Any art in a capitalist consumer society is compromised, of course, as all human pursuit is. I tend to think that television programs like Dollhouse and LOST form exceptionally coherent critiques of the spectacle, but they themselves (particularly LOST, with all its multimedia ties and ARGs and cross-marketing and huge shooting budget and so forth) are massively, inextricably tied up in it. And as I think you pointed out once, while the artistic marketplace does allow for innovation and genuine, powerful expression, it exerts a dampening force even on this exploration, allowing only certain kinds, and allowing it only to go so far.

I am curious what you mean when you say "classical music," by the way--the term is incredibly broad. I have little patience for romantic music, say, but baroque (definitively dictated by the pre-capitalist version of the Spectacle) and minimalist music move me like nothing else.

Ethan said...

Another thing I wanted to mention in this context is this New York Times profile of Jim O'Rourke on the occasion of his album The Visitor, released last year. Towards the end of the article, O'Rourke talks about how one of the reasons he made the album as one 32-minute-long track, not (officially) available online, is that "You can no longer use context as part of your work...because it doesn't matter what you do, somebody's going to change the context of it. The confusion of creativity, making something, with this Internet idea of democritization...It sounds like old-man stuff, but I think it's disastrous for the possibilities of any art form."

I love Jim O'Rourke, and The Visitor is a fantastic album, but I cannot agree with him here. I think the Great Promise of the Internet is largely overstated if not actively false, but the ability to interact with and respond to works of art rather than passively receiving them is in my opinion a great thing. Sure, it can lead to awful things like shitty "interactive" ad campaigns, but it also has the potential to counteract at least some of the pernicious influences of the spectacle. And anyway, just because context can change does not mean that it is now unusable; on the contrary, the tension between different contexts is one of the things that makes recontextualization so powerful.

I responded to O'Rourke's grumpiness by making a piece of music, almost fifty minutes long, entirely out of four treated samples from various of his works (including The Visitor. They play against each other in different combinations and times, constantly shifting the context in which they all occur. I think recontextualization (familiar to students of the Situationists--psychogeography, detournement) is the duty of the radical, or whatever we call ourselves these days.

Justin said...

By classical music, I mean any music that does not follow the structure of commercial pop music. This is probably not a very good use of that genre, I consider going to a symphony hall listening to classical music even though it may be a contemporary composition. This more a defect of my knowledge than anything.

Lewis Lapham has an interesting piece up at on art and commerce, btw.
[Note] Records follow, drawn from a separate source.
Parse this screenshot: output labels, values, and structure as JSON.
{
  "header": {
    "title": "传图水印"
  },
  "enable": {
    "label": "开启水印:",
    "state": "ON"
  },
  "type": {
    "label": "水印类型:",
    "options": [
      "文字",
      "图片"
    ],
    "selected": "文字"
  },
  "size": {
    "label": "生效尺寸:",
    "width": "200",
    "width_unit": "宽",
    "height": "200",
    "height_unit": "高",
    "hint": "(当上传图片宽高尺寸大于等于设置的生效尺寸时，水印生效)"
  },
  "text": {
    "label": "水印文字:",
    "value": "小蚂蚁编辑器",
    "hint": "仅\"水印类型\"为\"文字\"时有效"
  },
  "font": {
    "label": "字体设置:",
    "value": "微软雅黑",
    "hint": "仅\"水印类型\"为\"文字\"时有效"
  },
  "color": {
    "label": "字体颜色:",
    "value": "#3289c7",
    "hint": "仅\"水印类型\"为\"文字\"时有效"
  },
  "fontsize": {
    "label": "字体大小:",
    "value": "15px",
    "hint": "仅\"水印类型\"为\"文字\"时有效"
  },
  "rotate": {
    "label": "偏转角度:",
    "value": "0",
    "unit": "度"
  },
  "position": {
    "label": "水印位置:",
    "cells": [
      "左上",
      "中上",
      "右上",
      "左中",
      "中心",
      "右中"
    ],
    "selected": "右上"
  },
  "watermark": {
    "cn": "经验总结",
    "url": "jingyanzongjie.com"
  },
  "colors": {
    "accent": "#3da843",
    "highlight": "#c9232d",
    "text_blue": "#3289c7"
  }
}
Ethan said...

Oh, no, not at all. I don't know that that's an adequate definition of "classical music," but it's at least as good as any I've seen, and better than most. I was just asking because I was curious what you meant by it--everyone means different things when they say it. "Going to a symphony hall = classical music" (or "something you could see in a symphony hall = classical music") at least has the honesty of basing on the means of consumption, which is the only meaningful way of defining such a broad genre classification, and also does have an effect on the cultural use and personal impact of the music.

I will read the Lapham article, thanks for the tip.

Justin said...

Bad form not to leave a link, here it is.

As for the definition of classical music being defined in terms of consumption, I see your point. The consumption/spectacle is very elastic though, which seems to be the point that everything in our daily lives occurs within the context of consumption. This raises the question for me, is there any experience we could describe outside the context of consumption?